-[Laughs] I think it's gonna get more and more excite [sic] the championship."


-Don't you think we'd feel more comfortable with our clothes off?
-Unbelievable, just unbelievable
-Why not?
-The rules! Not to mention your girlfriend
-What, Ingrid? She's very uninhibited. She'd have had her top off at the check-in desk."


...a few more moments frozen in time after the jump. Have you seen any of these movies?

Click to read more ...


Kill Your Darlings (Casting The Beats)

JA from MNPP here. It seems like it's the dream of every young actor to play one of the Beats - sensitive yet masculine fellows in sharp clothes with pre-praised snappy dialogue: what could go wrong? Well...  they were kind of all having sex with each other for one, and that keeps the money-men away. So the budgets stay tiny, pre-production gets drawn way out, and names come and go, come and go. I've been following the news on one of these projects for awhile - Kill Your Darlings first blipped onto my radar back in 2009, when it was announced that Chris Evans was going to play Jack Kerouac. That's the sort of headline that grabs my attention, you see. 
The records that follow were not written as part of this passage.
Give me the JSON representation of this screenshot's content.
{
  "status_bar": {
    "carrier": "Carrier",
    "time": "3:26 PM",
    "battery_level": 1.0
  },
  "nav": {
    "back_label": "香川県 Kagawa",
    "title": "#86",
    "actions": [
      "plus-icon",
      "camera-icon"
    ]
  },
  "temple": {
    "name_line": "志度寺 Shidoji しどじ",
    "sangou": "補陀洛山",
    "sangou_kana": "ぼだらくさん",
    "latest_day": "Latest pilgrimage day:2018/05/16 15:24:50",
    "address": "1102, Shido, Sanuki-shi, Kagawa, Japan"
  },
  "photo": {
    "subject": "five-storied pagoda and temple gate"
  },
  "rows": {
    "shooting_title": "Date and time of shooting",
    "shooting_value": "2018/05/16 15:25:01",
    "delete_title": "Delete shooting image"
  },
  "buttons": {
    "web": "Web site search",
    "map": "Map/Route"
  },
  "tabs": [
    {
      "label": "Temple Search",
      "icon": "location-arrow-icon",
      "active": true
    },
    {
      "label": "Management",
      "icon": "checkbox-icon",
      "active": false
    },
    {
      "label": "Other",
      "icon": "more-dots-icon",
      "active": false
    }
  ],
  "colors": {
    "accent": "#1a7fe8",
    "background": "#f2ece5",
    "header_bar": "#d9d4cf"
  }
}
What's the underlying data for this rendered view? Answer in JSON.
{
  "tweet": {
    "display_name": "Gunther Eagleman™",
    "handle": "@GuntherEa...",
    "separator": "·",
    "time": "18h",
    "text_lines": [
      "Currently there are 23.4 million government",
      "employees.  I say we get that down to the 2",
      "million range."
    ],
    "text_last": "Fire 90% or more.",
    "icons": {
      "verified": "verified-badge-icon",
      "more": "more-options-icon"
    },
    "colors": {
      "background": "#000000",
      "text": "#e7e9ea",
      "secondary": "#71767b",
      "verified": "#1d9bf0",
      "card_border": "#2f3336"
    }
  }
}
William S Burroughs, Lucien Carr and Allen Ginsberg

KYD is about the sordid story at the start of the Beats, involving the poet Lucien Carr who was friends with Kerouac and William Burroughs and Allen Ginsberg. Carr murdered a man named David Kammerer, supposedly because Kammerer came onto him. That gay-panic defense seems somewhat unlikely given the fact that Ginsberg maintained he'd had sex with Carr, but you can read more about the background to the story here.

Besides Chris Evans, KYD was originally going to have Ben Whishaw playing Carr and Jesse Eisenberg was going to play Allen Ginsberg. Then silence. Who knows what iterations of actors came after that, but the next thing we heard was two and a half years later, this past November that is, when Daniel Radcliffe was announced as set to play Ginsberg.

Well a couple of days ago we got more casting news. A lot more, actually. Young Leonardo DiCaprio doppleganger Dane DeHaan, who just topped the box office this month in the generally well-received found-footage movie Chronicle, is set to play the murderer Lucien Carr. Dexter's Michael C. Hall will be playing the victim, David Kammerer. Elizabeth Olsen is set to play Carr's girlfriend Edie. The great Ben Foster is playing William Burroughs, while Jennifer Jason Leigh and Kyra Sedgwick are set to play...we don't know who. Somebodies!

Michael C Hall (a victim for once?) and Dane DeHaan

Jack Huston | Jack Kerouac

Finally  Jack Huston, of yes those Hustons, is going to play Jack Kerouac.